Reproduce every record exactly as given.
SOURCE INFORMATION section start
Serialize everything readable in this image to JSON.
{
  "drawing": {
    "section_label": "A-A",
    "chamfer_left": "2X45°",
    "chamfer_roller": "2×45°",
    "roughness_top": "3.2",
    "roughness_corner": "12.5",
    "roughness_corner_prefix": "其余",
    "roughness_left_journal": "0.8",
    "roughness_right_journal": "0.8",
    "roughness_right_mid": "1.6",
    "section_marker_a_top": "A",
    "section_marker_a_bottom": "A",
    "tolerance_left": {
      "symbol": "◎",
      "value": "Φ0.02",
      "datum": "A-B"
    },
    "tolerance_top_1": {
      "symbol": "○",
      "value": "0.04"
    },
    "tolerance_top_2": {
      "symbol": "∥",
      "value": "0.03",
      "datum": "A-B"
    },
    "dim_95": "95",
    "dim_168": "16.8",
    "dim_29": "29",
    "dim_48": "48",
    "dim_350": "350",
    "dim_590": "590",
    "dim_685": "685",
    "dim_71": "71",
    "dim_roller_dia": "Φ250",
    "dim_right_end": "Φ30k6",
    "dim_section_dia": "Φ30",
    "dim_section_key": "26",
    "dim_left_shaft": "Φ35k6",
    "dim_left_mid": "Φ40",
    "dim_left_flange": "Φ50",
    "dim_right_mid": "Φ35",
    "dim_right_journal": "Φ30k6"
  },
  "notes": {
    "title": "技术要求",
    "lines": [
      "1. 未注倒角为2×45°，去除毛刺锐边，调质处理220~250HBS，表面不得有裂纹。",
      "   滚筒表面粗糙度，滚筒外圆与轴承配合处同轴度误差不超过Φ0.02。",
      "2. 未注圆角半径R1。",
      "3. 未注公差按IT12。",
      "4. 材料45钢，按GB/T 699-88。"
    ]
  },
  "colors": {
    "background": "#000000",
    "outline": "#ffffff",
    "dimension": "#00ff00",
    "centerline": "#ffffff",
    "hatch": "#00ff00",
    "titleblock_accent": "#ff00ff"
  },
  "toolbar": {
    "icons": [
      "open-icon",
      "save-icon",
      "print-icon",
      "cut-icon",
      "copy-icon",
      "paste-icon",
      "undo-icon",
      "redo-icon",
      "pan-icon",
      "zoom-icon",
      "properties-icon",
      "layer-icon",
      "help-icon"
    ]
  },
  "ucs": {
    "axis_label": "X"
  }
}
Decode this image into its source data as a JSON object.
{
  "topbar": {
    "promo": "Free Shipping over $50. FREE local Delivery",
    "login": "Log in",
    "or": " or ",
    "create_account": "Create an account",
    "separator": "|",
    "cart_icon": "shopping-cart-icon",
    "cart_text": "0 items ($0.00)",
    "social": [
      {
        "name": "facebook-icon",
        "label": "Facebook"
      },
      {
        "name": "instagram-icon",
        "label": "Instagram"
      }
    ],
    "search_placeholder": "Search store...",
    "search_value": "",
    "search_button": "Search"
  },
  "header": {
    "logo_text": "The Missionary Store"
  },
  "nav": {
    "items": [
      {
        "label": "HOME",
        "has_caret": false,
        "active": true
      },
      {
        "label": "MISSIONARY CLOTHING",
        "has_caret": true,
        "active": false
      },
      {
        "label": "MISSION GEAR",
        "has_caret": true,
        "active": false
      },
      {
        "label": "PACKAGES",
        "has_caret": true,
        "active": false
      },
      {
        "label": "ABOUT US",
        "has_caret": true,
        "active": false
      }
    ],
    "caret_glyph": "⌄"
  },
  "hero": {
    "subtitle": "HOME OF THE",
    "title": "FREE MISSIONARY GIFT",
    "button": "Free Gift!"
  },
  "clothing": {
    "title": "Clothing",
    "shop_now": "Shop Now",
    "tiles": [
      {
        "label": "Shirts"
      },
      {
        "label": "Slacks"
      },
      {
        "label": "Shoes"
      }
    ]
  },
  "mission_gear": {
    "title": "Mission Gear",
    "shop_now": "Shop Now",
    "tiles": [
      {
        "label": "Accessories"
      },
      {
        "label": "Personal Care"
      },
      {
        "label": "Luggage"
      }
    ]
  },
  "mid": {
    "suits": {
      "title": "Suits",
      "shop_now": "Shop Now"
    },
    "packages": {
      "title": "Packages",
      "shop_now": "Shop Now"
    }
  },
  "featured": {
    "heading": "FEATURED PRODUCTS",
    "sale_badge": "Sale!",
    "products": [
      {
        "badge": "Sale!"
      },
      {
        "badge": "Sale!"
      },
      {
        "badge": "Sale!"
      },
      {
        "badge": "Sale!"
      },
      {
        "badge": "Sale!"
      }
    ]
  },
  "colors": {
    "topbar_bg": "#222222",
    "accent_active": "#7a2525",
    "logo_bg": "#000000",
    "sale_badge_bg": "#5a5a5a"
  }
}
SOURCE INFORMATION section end
EXERCISE RESULT:
Serialize everything readable in this image to JSON.
{
  "drawing": {
    "section_label": "A-A",
    "chamfer_left": "2X45°",
    "chamfer_roller": "2×45°",
    "roughness_top": "3.2",
    "roughness_corner": "12.5",
    "roughness_corner_prefix": "其余",
    "roughness_left_journal": "0.8",
    "roughness_right_journal": "0.8",
    "roughness_right_mid": "1.6",
    "section_marker_a_top": "A",
    "section_marker_a_bottom": "A",
    "tolerance_left": {
      "symbol": "◎",
      "value": "Φ0.02",
      "datum": "A-B"
    },
    "tolerance_top_1": {
      "symbol": "○",
      "value": "0.04"
    },
    "tolerance_top_2": {
      "symbol": "∥",
      "value": "0.03",
      "datum": "A-B"
    },
    "dim_95": "95",
    "dim_168": "16.8",
    "dim_29": "29",
    "dim_48": "48",
    "dim_350": "350",
    "dim_590": "590",
    "dim_685": "685",
    "dim_71": "71",
    "dim_roller_dia": "Φ250",
    "dim_right_end": "Φ30k6",
    "dim_section_dia": "Φ30",
    "dim_section_key": "26",
    "dim_left_shaft": "Φ35k6",
    "dim_left_mid": "Φ40",
    "dim_left_flange": "Φ50",
    "dim_right_mid": "Φ35",
    "dim_right_journal": "Φ30k6"
  },
  "notes": {
    "title": "技术要求",
    "lines": [
      "1. 未注倒角为2×45°，去除毛刺锐边，调质处理220~250HBS，表面不得有裂纹。",
      "   滚筒表面粗糙度，滚筒外圆与轴承配合处同轴度误差不超过Φ0.02。",
      "2. 未注圆角半径R1。",
      "3. 未注公差按IT12。",
      "4. 材料45钢，按GB/T 699-88。"
    ]
  },
  "colors": {
    "background": "#000000",
    "outline": "#ffffff",
    "dimension": "#00ff00",
    "centerline": "#ffffff",
    "hatch": "#00ff00",
    "titleblock_accent": "#ff00ff"
  },
  "toolbar": {
    "icons": [
      "open-icon",
      "save-icon",
      "print-icon",
      "cut-icon",
      "copy-icon",
      "paste-icon",
      "undo-icon",
      "redo-icon",
      "pan-icon",
      "zoom-icon",
      "properties-icon",
      "layer-icon",
      "help-icon"
    ]
  },
  "ucs": {
    "axis_label": "X"
  }
}
Decode this image into its source data as a JSON object.
{
  "topbar": {
    "promo": "Free Shipping over $50. FREE local Delivery",
    "login": "Log in",
    "or": " or ",
    "create_account": "Create an account",
    "separator": "|",
    "cart_icon": "shopping-cart-icon",
    "cart_text": "0 items ($0.00)",
    "social": [
      {
        "name": "facebook-icon",
        "label": "Facebook"
      },
      {
        "name": "instagram-icon",
        "label": "Instagram"
      }
    ],
    "search_placeholder": "Search store...",
    "search_value": "",
    "search_button": "Search"
  },
  "header": {
    "logo_text": "The Missionary Store"
  },
  "nav": {
    "items": [
      {
        "label": "HOME",
        "has_caret": false,
        "active": true
      },
      {
        "label": "MISSIONARY CLOTHING",
        "has_caret": true,
        "active": false
      },
      {
        "label": "MISSION GEAR",
        "has_caret": true,
        "active": false
      },
      {
        "label": "PACKAGES",
        "has_caret": true,
        "active": false
      },
      {
        "label": "ABOUT US",
        "has_caret": true,
        "active": false
      }
    ],
    "caret_glyph": "⌄"
  },
  "hero": {
    "subtitle": "HOME OF THE",
    "title": "FREE MISSIONARY GIFT",
    "button": "Free Gift!"
  },
  "clothing": {
    "title": "Clothing",
    "shop_now": "Shop Now",
    "tiles": [
      {
        "label": "Shirts"
      },
      {
        "label": "Slacks"
      },
      {
        "label": "Shoes"
      }
    ]
  },
  "mission_gear": {
    "title": "Mission Gear",
    "shop_now": "Shop Now",
    "tiles": [
      {
        "label": "Accessories"
      },
      {
        "label": "Personal Care"
      },
      {
        "label": "Luggage"
      }
    ]
  },
  "mid": {
    "suits": {
      "title": "Suits",
      "shop_now": "Shop Now"
    },
    "packages": {
      "title": "Packages",
      "shop_now": "Shop Now"
    }
  },
  "featured": {
    "heading": "FEATURED PRODUCTS",
    "sale_badge": "Sale!",
    "products": [
      {
        "badge": "Sale!"
      },
      {
        "badge": "Sale!"
      },
      {
        "badge": "Sale!"
      },
      {
        "badge": "Sale!"
      },
      {
        "badge": "Sale!"
      }
    ]
  },
  "colors": {
    "topbar_bg": "#222222",
    "accent_active": "#7a2525",
    "logo_bg": "#000000",
    "sale_badge_bg": "#5a5a5a"
  }
}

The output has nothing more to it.